“The face of the river, in time, became a wonderful book … which told its mind to me without reserve, delivering its most cherished secrets as clearly as if it had uttered them with a voice. And it was not a book to be read once and thrown aside, for it had a new story… Read more »

America’s Most Endangered Rivers Report: 2008 Edition

(April 2008) Fifteen years ago, in November 1992, 1,700 of the world’s leading scientists, including the  majority of Nobel laureates in the sciences, issued an ominous warning to the world: “No more than one or a fewdecades remain before the chance to avert the threats we now confront will be lost and the prospects for… Read more »

Beyond Dams: Options and Alternatives

Read the full report (PDF) Introduction Rivers weave in and out of our lives, providing innumerable benefits to communities across the world. In the United States, we rely on our rivers for drinking water, irrigation, aquatic habitat, fisheries, energy, navigation, recreation and simply the natural beauty they bring to our landscapes. Humans have been building… Read more »

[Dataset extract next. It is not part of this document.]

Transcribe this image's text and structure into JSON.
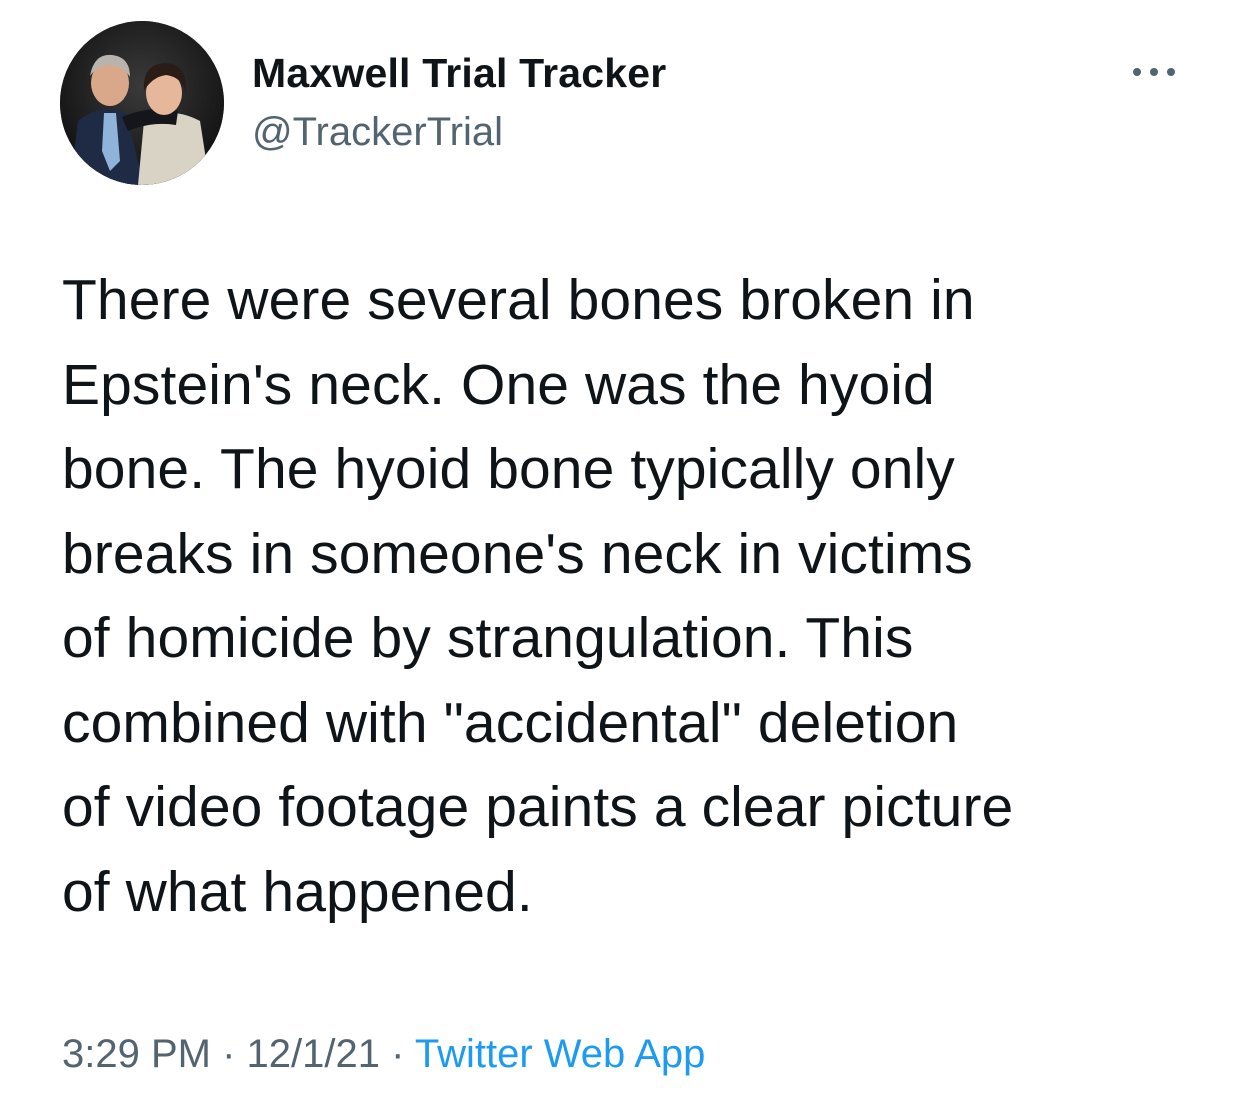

Natural Defenses: Safeguarding Communities from Floods

Increasing Flood Risk in a Changing Climate The impacts of our changing climate are becoming more apparent every day. In the first decade of the new millennium, extreme rainfall events, combined with changes in land use, have resulted in an increase in flood events and in an increase in annual flood losses from $6 billion… Read more »

Unnatural Disasters, Natural Solutions: Lessons from the Flooding of New Orleans

Executive Summary The images are seared into our memories. As Hurricane Katrina roared ashore, the long-ignored warnings about the inadequacy of New Orleans’ defenses came shockingly, vividly alive. The flooding of New Orleans that followed was a tragic and appalling disaster. But it was not a natural disaster. Poor project planning, flawed project design, misplaced… Read more »